Nanoribbons, the bottom-way up

04 February 2014 - Nano

bottom up nanoribbons.PNGA previous episode of this blog reported on the synthesis of nanotubes starting from 12-cycloparaphenylene. In a very new bottom-up approach described here the starting material for a closely related nanoribbon is a slightly modified tetraphenylcyclopentadienone. Added functional group is an alkyne group and by polymerization at 250°C alkyne and cyclopentadienone combine in a Diels-Alder reaction to a polyphenylene. A second cyclodehydrogenation step (Scholl reaction) with ferric chloride in dichloromethane at rt for 3 days assembles the planar nanoribbons.
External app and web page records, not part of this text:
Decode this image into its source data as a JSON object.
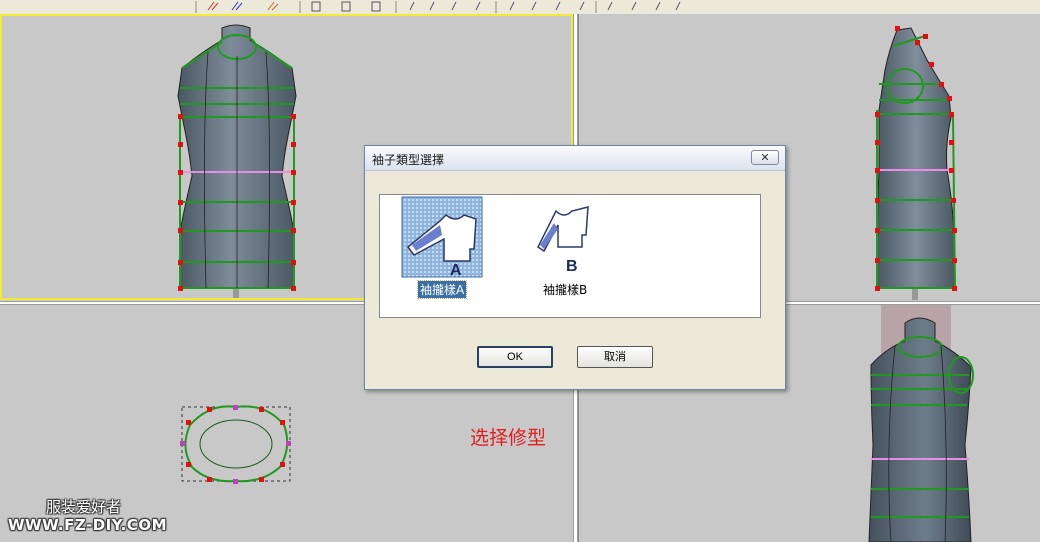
{
  "dialog": {
    "title": "袖子類型選擇",
    "close_glyph": "✕",
    "options": [
      {
        "label": "袖攏樣A",
        "icon": "sleeve-type-a-icon",
        "icon_letter": "A",
        "selected": true
      },
      {
        "label": "袖攏樣B",
        "icon": "sleeve-type-b-icon",
        "icon_letter": "B",
        "selected": false
      }
    ],
    "ok_label": "OK",
    "cancel_label": "取消"
  },
  "annotation": "选择修型",
  "watermark": {
    "line1": "服装爱好者",
    "line2": "WWW.FZ-DIY.COM"
  },
  "colors": {
    "viewport_bg": "#c8c8c8",
    "mannequin": "#6c7b88",
    "guide_line": "#1f9a1f",
    "waist_line": "#e88ee8",
    "control_point": "#e01010",
    "active_viewport_border": "#f2ea38",
    "selection": "#3a6ea5",
    "annotation": "#e02020"
  }
}
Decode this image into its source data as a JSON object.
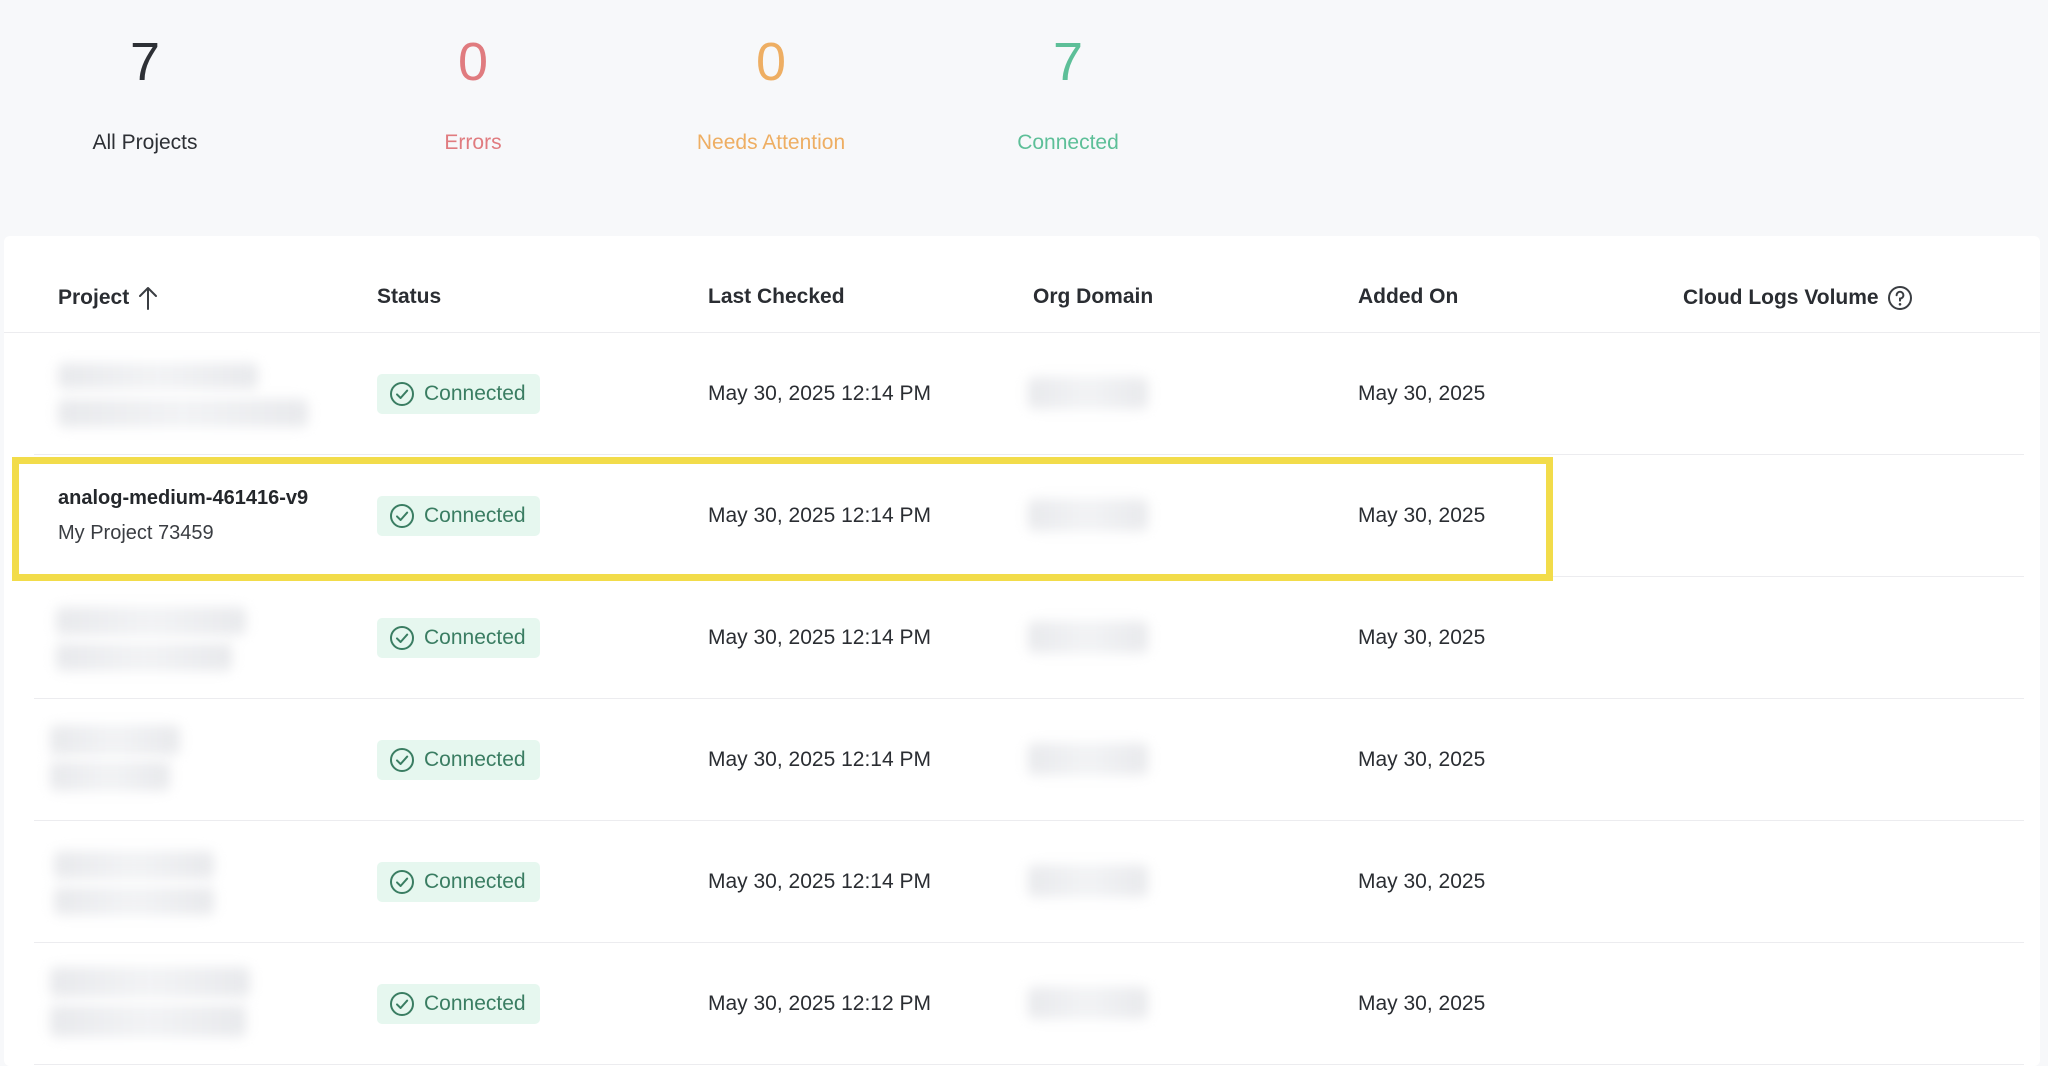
{
  "stats": {
    "all": {
      "value": "7",
      "label": "All Projects"
    },
    "errors": {
      "value": "0",
      "label": "Errors"
    },
    "attention": {
      "value": "0",
      "label": "Needs Attention"
    },
    "connected": {
      "value": "7",
      "label": "Connected"
    }
  },
  "colors": {
    "errors": "#e07b7f",
    "attention": "#eeae63",
    "connected": "#5dbf98",
    "highlight": "#f2dc4a",
    "badge_bg": "#e6f7ef"
  },
  "table": {
    "columns": {
      "project": "Project",
      "status": "Status",
      "last_checked": "Last Checked",
      "org_domain": "Org Domain",
      "added_on": "Added On",
      "cloud_logs_volume": "Cloud Logs Volume"
    },
    "sort_icon": "arrow-up-icon",
    "help_icon": "question-circle-icon",
    "rows": [
      {
        "project_name": "",
        "project_sub": "",
        "status": "Connected",
        "last_checked": "May 30, 2025 12:14 PM",
        "added_on": "May 30, 2025",
        "redacted": true
      },
      {
        "project_name": "analog-medium-461416-v9",
        "project_sub": "My Project 73459",
        "status": "Connected",
        "last_checked": "May 30, 2025 12:14 PM",
        "added_on": "May 30, 2025",
        "redacted": false
      },
      {
        "project_name": "",
        "project_sub": "",
        "status": "Connected",
        "last_checked": "May 30, 2025 12:14 PM",
        "added_on": "May 30, 2025",
        "redacted": true
      },
      {
        "project_name": "",
        "project_sub": "",
        "status": "Connected",
        "last_checked": "May 30, 2025 12:14 PM",
        "added_on": "May 30, 2025",
        "redacted": true
      },
      {
        "project_name": "",
        "project_sub": "",
        "status": "Connected",
        "last_checked": "May 30, 2025 12:14 PM",
        "added_on": "May 30, 2025",
        "redacted": true
      },
      {
        "project_name": "",
        "project_sub": "",
        "status": "Connected",
        "last_checked": "May 30, 2025 12:12 PM",
        "added_on": "May 30, 2025",
        "redacted": true
      }
    ]
  }
}
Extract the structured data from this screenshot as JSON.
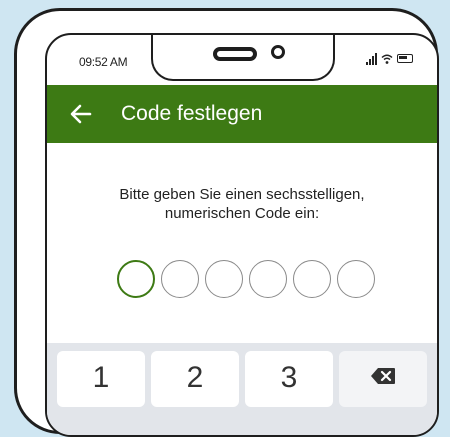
{
  "status_bar": {
    "time": "09:52 AM",
    "icons": [
      "signal-icon",
      "wifi-icon",
      "battery-icon"
    ]
  },
  "app_bar": {
    "back_icon": "arrow-left-icon",
    "title": "Code festlegen",
    "color": "#3d7a14"
  },
  "prompt": {
    "line1": "Bitte geben Sie einen sechsstelligen,",
    "line2": "numerischen Code ein:"
  },
  "pin": {
    "length": 6,
    "filled": 0,
    "active_index": 0
  },
  "keypad": {
    "keys": [
      "1",
      "2",
      "3"
    ],
    "delete_icon": "backspace-icon"
  }
}
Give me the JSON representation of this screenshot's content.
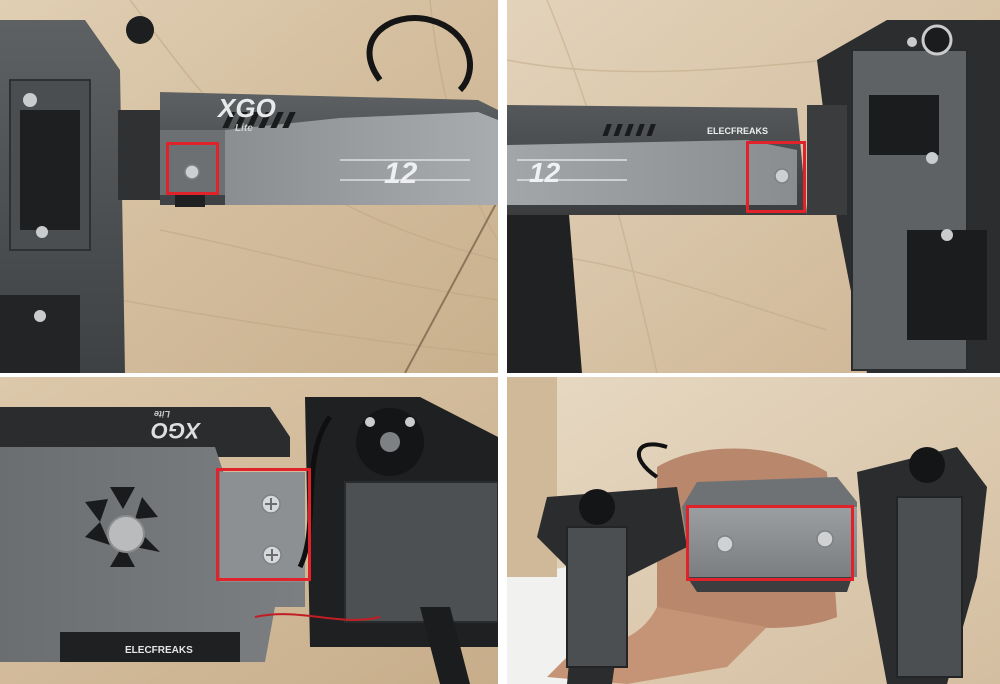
{
  "panels": [
    {
      "label_top": "XGO",
      "label_sub": "Lite",
      "badge": "12"
    },
    {
      "brand": "ELECFREAKS",
      "badge": "12"
    },
    {
      "label_top": "XGO",
      "label_sub": "Lite",
      "brand": "ELECFREAKS"
    },
    {}
  ],
  "colors": {
    "highlight": "#e0232b",
    "wood": "#d7c3a5",
    "metal": "#6d7072",
    "metal_light": "#b9bcbf",
    "dark": "#2b2d2f"
  }
}
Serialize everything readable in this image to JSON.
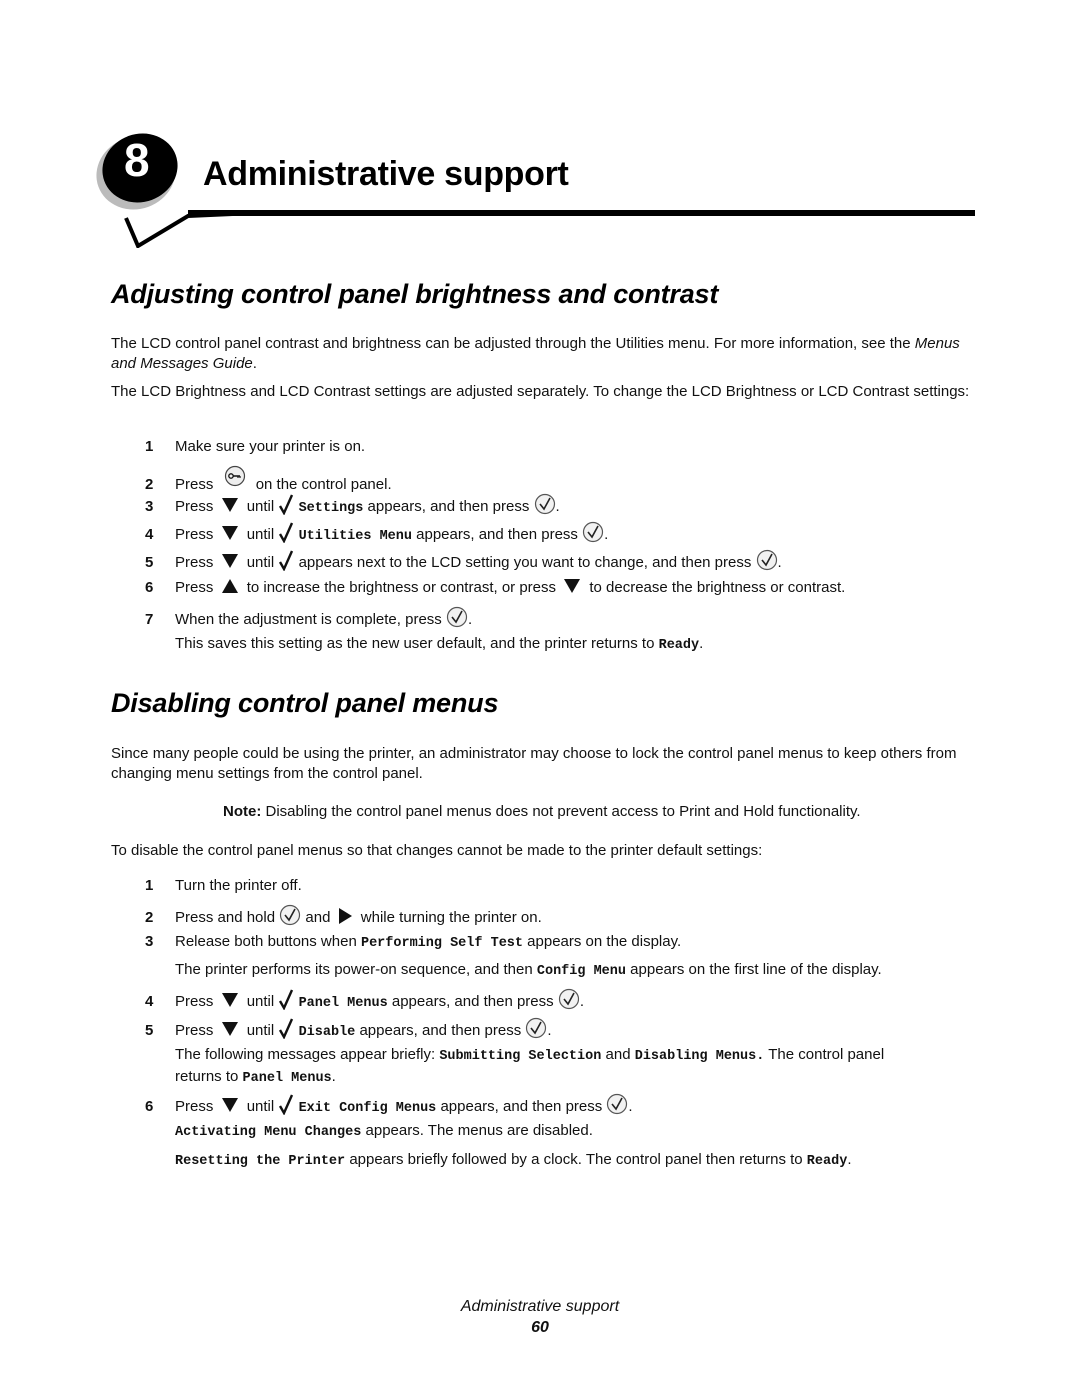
{
  "chapter": {
    "number": "8",
    "title": "Administrative support"
  },
  "section1": {
    "heading": "Adjusting control panel brightness and contrast",
    "intro1_text": "The LCD control panel contrast and brightness can be adjusted through the Utilities menu. For more information, see the ",
    "intro1_ref": "Menus and Messages Guide",
    "intro1_end": ".",
    "intro2": "The LCD Brightness and LCD Contrast settings are adjusted separately. To change the LCD Brightness or LCD Contrast settings:",
    "steps": [
      {
        "num": "1",
        "text": "Make sure your printer is on."
      },
      {
        "num": "2",
        "pre": "Press",
        "post": "on the control panel.",
        "icon": "menu-key-button-icon"
      },
      {
        "num": "3",
        "pre": "Press",
        "mid": "until",
        "code": "Settings",
        "post": "appears, and then press",
        "end": "."
      },
      {
        "num": "4",
        "pre": "Press",
        "mid": "until",
        "code": "Utilities Menu",
        "post": "appears, and then press",
        "end": "."
      },
      {
        "num": "5",
        "pre": "Press",
        "mid": "until",
        "post": "appears next to the LCD setting you want to change, and then press",
        "end": "."
      },
      {
        "num": "6",
        "pre": "Press",
        "mid": "to increase the brightness or contrast, or press",
        "post": "to decrease the brightness or contrast."
      },
      {
        "num": "7",
        "pre": "When the adjustment is complete, press",
        "end": "."
      }
    ],
    "step7_note_pre": "This saves this setting as the new user default, and the printer returns to ",
    "step7_note_code": "Ready",
    "step7_note_end": "."
  },
  "section2": {
    "heading": "Disabling control panel menus",
    "intro": "Since many people could be using the printer, an administrator may choose to lock the control panel menus to keep others from changing menu settings from the control panel.",
    "note_label": "Note:",
    "note_text": "Disabling the control panel menus does not prevent access to Print and Hold functionality.",
    "lead": "To disable the control panel menus so that changes cannot be made to the printer default settings:",
    "steps": [
      {
        "num": "1",
        "text": "Turn the printer off."
      },
      {
        "num": "2",
        "pre": "Press and hold",
        "mid": "and",
        "post": "while turning the printer on."
      },
      {
        "num": "3",
        "pre": "Release both buttons when",
        "code": "Performing Self Test",
        "post": "appears on the display."
      },
      {
        "num": "4",
        "pre": "Press",
        "mid": "until",
        "code": "Panel Menus",
        "post": "appears, and then press",
        "end": "."
      },
      {
        "num": "5",
        "pre": "Press",
        "mid": "until",
        "code": "Disable",
        "post": "appears, and then press",
        "end": "."
      },
      {
        "num": "6",
        "pre": "Press",
        "mid": "until",
        "code": "Exit Config Menus",
        "post": "appears, and then press",
        "end": "."
      }
    ],
    "step3_note_pre": "The printer performs its power-on sequence, and then",
    "step3_note_code": "Config Menu",
    "step3_note_post": "appears on the first line of the display.",
    "step5_note_pre": "The following messages appear briefly:",
    "step5_note_code1": "Submitting Selection",
    "step5_note_and": "and",
    "step5_note_code2": "Disabling Menus.",
    "step5_note_post": "The control panel",
    "step5_note_line2_pre": "returns to",
    "step5_note_line2_code": "Panel Menus",
    "step5_note_line2_end": ".",
    "step6_note1_code": "Activating Menu Changes",
    "step6_note1_text": "appears. The menus are disabled.",
    "step6_note2_code": "Resetting the Printer",
    "step6_note2_text": "appears briefly followed by a clock. The control panel then returns to",
    "step6_note2_code2": "Ready",
    "step6_note2_end": "."
  },
  "footer": {
    "title": "Administrative support",
    "page": "60"
  }
}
The final dimensions of the nanoribbons have been reported as 1 by 200 nanometers and with hairs because the monomer has two dodecyl units stuck to it. These hairs enable the ribbons to disperse in an ordinary solvent such as THF.